▸ **EXERCISE BRIEF**: Please, could you print all the lines below exactly, leaving out the pictures?

○ ○ ○

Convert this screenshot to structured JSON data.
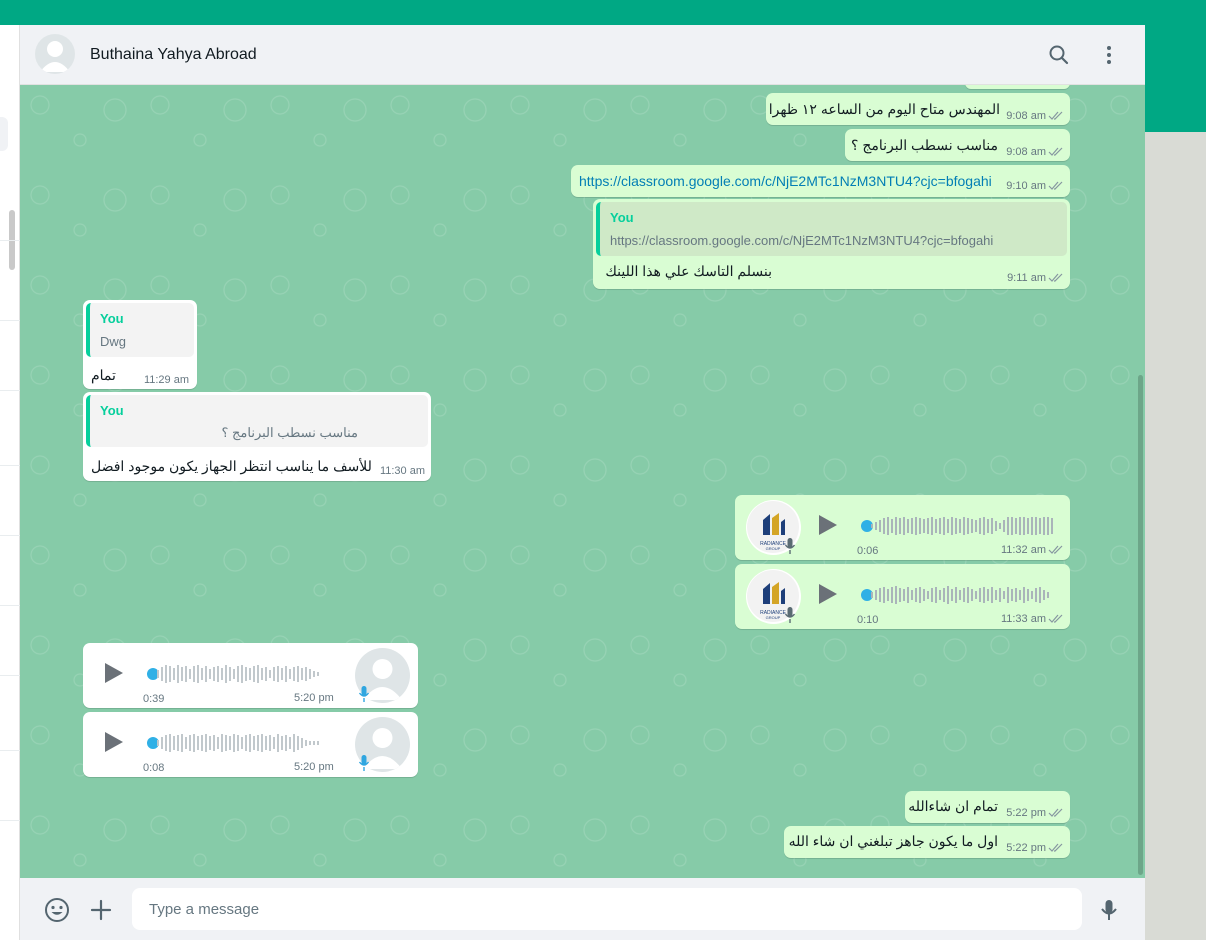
{
  "contact": {
    "name": "Buthaina Yahya Abroad"
  },
  "header_icons": [
    "search-icon",
    "kebab-menu-icon"
  ],
  "messages": {
    "m1": {
      "text": "المهندس متاح اليوم من الساعه ١٢ ظهرا",
      "time": "9:08 am"
    },
    "m2": {
      "text": "مناسب نسطب البرنامج ؟",
      "time": "9:08 am"
    },
    "m3": {
      "link": "https://classroom.google.com/c/NjE2MTc1NzM3NTU4?cjc=bfogahi",
      "time": "9:10 am"
    },
    "m4": {
      "quote_author": "You",
      "quote_body": "https://classroom.google.com/c/NjE2MTc1NzM3NTU4?cjc=bfogahi",
      "text": "بنسلم التاسك علي هذا اللينك",
      "time": "9:11 am"
    },
    "m5": {
      "quote_author": "You",
      "quote_body": "Dwg",
      "text": "تمام",
      "time": "11:29 am"
    },
    "m6": {
      "quote_author": "You",
      "quote_body": "مناسب نسطب البرنامج ؟",
      "text": "للأسف ما يناسب انتظر الجهاز يكون موجود افضل",
      "time": "11:30 am"
    },
    "v1": {
      "duration": "0:06",
      "time": "11:32 am"
    },
    "v2": {
      "duration": "0:10",
      "time": "11:33 am"
    },
    "v3": {
      "duration": "0:39",
      "time": "5:20 pm"
    },
    "v4": {
      "duration": "0:08",
      "time": "5:20 pm"
    },
    "m7": {
      "text": "تمام ان شاءالله",
      "time": "5:22 pm"
    },
    "m8": {
      "text": "اول ما يكون جاهز تبلغني ان شاء الله",
      "time": "5:22 pm"
    }
  },
  "logo_text": "RADIANCE GROUP",
  "composer": {
    "placeholder": "Type a message"
  },
  "colors": {
    "accent": "#00a884",
    "outgoing": "#d9fdd3",
    "incoming": "#ffffff",
    "chat_bg": "#86cba8",
    "link": "#027eb5"
  }
}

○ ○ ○

▸ **OUTPUT FOR THIS TASK**:
Convert this screenshot to structured JSON data.
{
  "contact": {
    "name": "Buthaina Yahya Abroad"
  },
  "header_icons": [
    "search-icon",
    "kebab-menu-icon"
  ],
  "messages": {
    "m1": {
      "text": "المهندس متاح اليوم من الساعه ١٢ ظهرا",
      "time": "9:08 am"
    },
    "m2": {
      "text": "مناسب نسطب البرنامج ؟",
      "time": "9:08 am"
    },
    "m3": {
      "link": "https://classroom.google.com/c/NjE2MTc1NzM3NTU4?cjc=bfogahi",
      "time": "9:10 am"
    },
    "m4": {
      "quote_author": "You",
      "quote_body": "https://classroom.google.com/c/NjE2MTc1NzM3NTU4?cjc=bfogahi",
      "text": "بنسلم التاسك علي هذا اللينك",
      "time": "9:11 am"
    },
    "m5": {
      "quote_author": "You",
      "quote_body": "Dwg",
      "text": "تمام",
      "time": "11:29 am"
    },
    "m6": {
      "quote_author": "You",
      "quote_body": "مناسب نسطب البرنامج ؟",
      "text": "للأسف ما يناسب انتظر الجهاز يكون موجود افضل",
      "time": "11:30 am"
    },
    "v1": {
      "duration": "0:06",
      "time": "11:32 am"
    },
    "v2": {
      "duration": "0:10",
      "time": "11:33 am"
    },
    "v3": {
      "duration": "0:39",
      "time": "5:20 pm"
    },
    "v4": {
      "duration": "0:08",
      "time": "5:20 pm"
    },
    "m7": {
      "text": "تمام ان شاءالله",
      "time": "5:22 pm"
    },
    "m8": {
      "text": "اول ما يكون جاهز تبلغني ان شاء الله",
      "time": "5:22 pm"
    }
  },
  "logo_text": "RADIANCE GROUP",
  "composer": {
    "placeholder": "Type a message"
  },
  "colors": {
    "accent": "#00a884",
    "outgoing": "#d9fdd3",
    "incoming": "#ffffff",
    "chat_bg": "#86cba8",
    "link": "#027eb5"
  }
}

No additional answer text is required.